The Center for the Study of Ethics in Society at Western Michigan University participates in two different undergraduate ethics competitions: the Association for Practical and Professional Ethics Intercollegiate Ethics Bowl and Bioethics Bowl.
Intercollegiate Ethics Bowl
The APPE Intercollegiate Ethics Bowl provides students with an opportunity to practice applying the moral theories and argumentation principles that they learn in their ethics classes. Students receive a set of case studies in advance involving ethical issues in a number of practical contexts, including engineering, law, medicine, personal relationships, school and politics.
During a round, each team takes turns presenting its position on a case and critiquing the other team’s position on a different case. Teams must answer questions about their positions from a panel of judges. Judges assign scores based on logical consistency, clarity, focus and thoroughness.
WMU has competed in the bowl contest every year since it expanded from an intramural event at the Illinois Institute of Technology to a small regional contest involving a handful of colleges in 1994—an event WMU won. The competition went national in 1997. The national championship takes place every spring at the annual meeting of the Association for Practical and Professional Ethics. WMU’s best national showings were third out of 14 teams in 1998, fifth out of 26 teams in 2000, and ninth out of 32 teams in 2007.
The bowl became a tiered competition beginning in 2007, with practices and regional contests taking place every fall.
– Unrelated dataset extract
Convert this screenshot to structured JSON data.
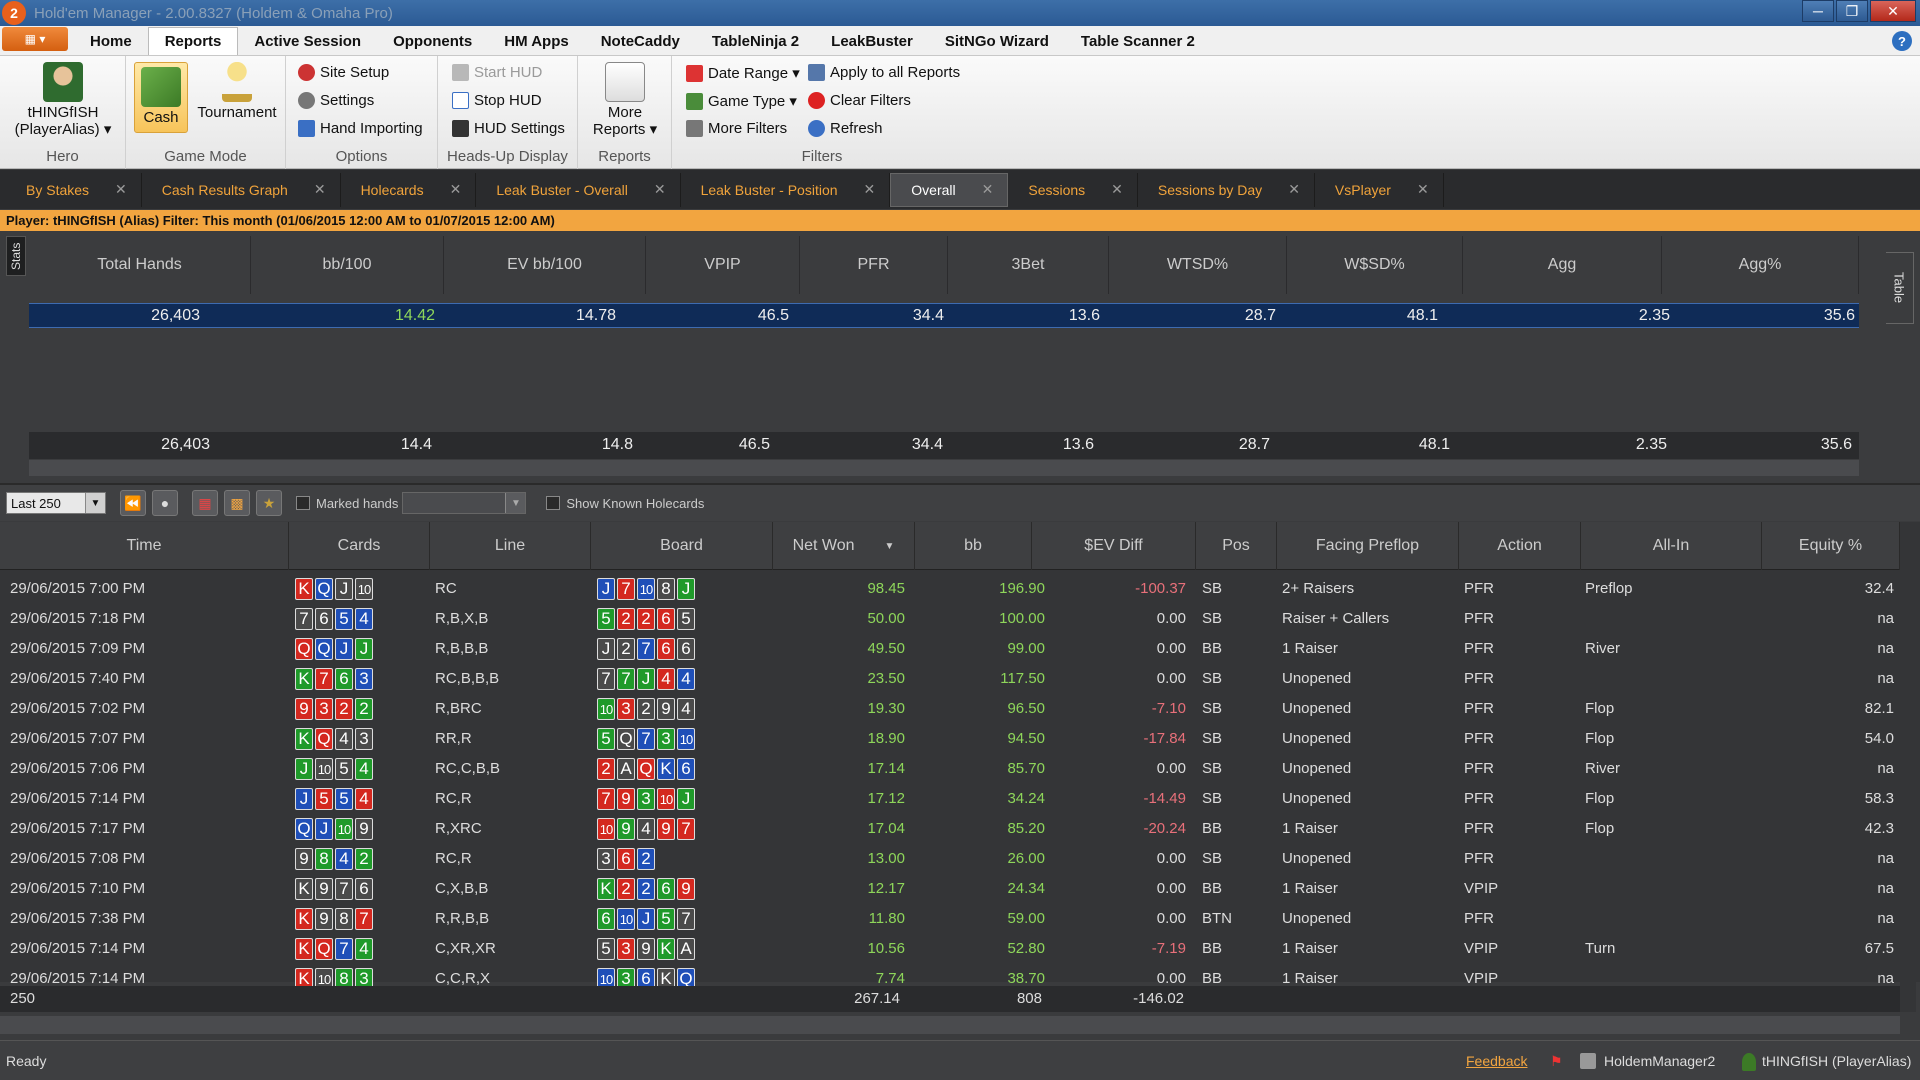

WMU’s team won the 2006 regional qualifier at Harper College and the 2007 qualifier at the University of Wisconsin-Madison.
Students interested in representing Western Michigan University in the 2019 regional competition should attend an information session at 6 p.m. September 4 in 2072 Moore Hall.
2018 Ethics Bowl team
There were 30 teams at the Upper Midwest regional qualifier at Illinois Institute of Technology on Nov. 17 representing 20 schools. The top four schools (with 4-0-0 records) qualified for nationals outright (U-Madison, Grand Valley, Millikin and Illinois Wesleyan). If the region gets a fifth bid, Adrian, with a 3-0-1 record, will also advance. Western was among four teams that finished with a 3-1-0 record, ranking 9th overall based on win-loss record and total points awarded by the judges.
Students representing Western Michigan University were, from left: Anna Costa, a senior majoring in environmental and sustainability studies and communication studies; Ben Ulrich, a senior majoring in philosophy and biology; Evan "EV" Vecziedins, a freshman majoring in aviation flight science; and Michael Van Sickle, a senior majoring in biomedical science. The team's assistant coaches were Chad Watson, Anna Kietzerow and Luke Golemon, all master's students in philosophy. The Ethics Center director, Sandra Borden, was head coach and faculty sponsor of the team.
The Bioethics Bowl uses a similar format to the Intercollegiate Ethics Bowl. It is a national competition that takes place every spring at the National Undergraduate Bioethics Conference and focuses on a narrower range of ethical issues in science, medicine and public health. Practices and competition take place every spring semester.
Join a team
If you are interested in being on one of these teams, contact Anna Kietzerow.